◆ PROBLEM DESCRIPTION: Below are records; copy every line in them that holds the word "title".

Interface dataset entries

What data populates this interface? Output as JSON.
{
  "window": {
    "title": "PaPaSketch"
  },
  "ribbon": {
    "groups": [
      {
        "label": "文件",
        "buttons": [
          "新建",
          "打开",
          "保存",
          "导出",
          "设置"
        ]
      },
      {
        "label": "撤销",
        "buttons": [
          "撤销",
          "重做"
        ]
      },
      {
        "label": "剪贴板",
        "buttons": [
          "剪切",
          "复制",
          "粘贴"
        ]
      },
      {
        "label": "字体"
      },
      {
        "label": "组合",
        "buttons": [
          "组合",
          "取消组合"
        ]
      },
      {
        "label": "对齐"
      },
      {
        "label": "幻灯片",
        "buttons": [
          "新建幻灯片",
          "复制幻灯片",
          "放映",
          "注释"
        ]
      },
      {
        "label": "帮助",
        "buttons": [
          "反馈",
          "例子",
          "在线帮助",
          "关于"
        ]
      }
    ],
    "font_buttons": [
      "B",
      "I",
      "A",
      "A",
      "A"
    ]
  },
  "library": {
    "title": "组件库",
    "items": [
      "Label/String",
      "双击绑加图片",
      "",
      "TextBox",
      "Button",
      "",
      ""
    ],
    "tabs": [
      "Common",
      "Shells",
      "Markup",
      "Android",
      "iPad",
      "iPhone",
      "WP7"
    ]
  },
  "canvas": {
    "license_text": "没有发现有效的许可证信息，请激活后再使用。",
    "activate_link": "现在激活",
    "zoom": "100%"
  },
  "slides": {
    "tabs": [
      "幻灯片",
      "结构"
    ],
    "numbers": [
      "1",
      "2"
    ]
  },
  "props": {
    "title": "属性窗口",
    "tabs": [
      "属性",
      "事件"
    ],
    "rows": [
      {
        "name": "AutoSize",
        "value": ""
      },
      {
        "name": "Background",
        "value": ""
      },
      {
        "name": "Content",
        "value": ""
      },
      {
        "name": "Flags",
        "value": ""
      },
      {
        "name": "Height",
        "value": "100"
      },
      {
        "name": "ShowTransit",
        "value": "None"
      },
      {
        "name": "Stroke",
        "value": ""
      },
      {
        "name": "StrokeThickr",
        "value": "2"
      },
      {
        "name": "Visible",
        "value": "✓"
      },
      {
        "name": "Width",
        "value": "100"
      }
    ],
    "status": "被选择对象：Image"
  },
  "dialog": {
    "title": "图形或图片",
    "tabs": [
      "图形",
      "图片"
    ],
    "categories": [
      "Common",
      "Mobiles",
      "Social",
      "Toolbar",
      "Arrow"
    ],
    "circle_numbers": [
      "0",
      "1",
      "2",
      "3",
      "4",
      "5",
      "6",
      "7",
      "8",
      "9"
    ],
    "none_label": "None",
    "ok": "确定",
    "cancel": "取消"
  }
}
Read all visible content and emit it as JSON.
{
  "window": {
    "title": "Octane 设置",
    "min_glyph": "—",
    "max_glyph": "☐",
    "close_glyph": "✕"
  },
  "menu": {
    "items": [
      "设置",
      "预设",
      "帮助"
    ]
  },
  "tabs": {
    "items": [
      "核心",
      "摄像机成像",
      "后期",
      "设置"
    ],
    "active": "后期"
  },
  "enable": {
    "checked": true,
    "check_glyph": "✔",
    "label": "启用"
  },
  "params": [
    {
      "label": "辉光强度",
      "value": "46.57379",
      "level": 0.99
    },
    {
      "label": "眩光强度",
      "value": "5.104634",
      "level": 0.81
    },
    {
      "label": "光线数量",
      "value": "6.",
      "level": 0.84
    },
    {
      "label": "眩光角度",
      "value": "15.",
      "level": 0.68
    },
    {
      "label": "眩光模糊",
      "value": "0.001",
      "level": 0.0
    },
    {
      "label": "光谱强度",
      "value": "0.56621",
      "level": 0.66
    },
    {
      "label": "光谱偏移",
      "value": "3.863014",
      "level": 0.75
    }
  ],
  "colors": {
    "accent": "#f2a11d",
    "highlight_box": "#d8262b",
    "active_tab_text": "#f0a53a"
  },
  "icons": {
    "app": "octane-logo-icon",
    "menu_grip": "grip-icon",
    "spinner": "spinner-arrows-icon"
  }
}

◆ WRITTEN REPLY:
    "title": "PaPaSketch"
    "title": "组件库",
    "title": "属性窗口",
    "title": "图形或图片",
    "title": "Octane 设置",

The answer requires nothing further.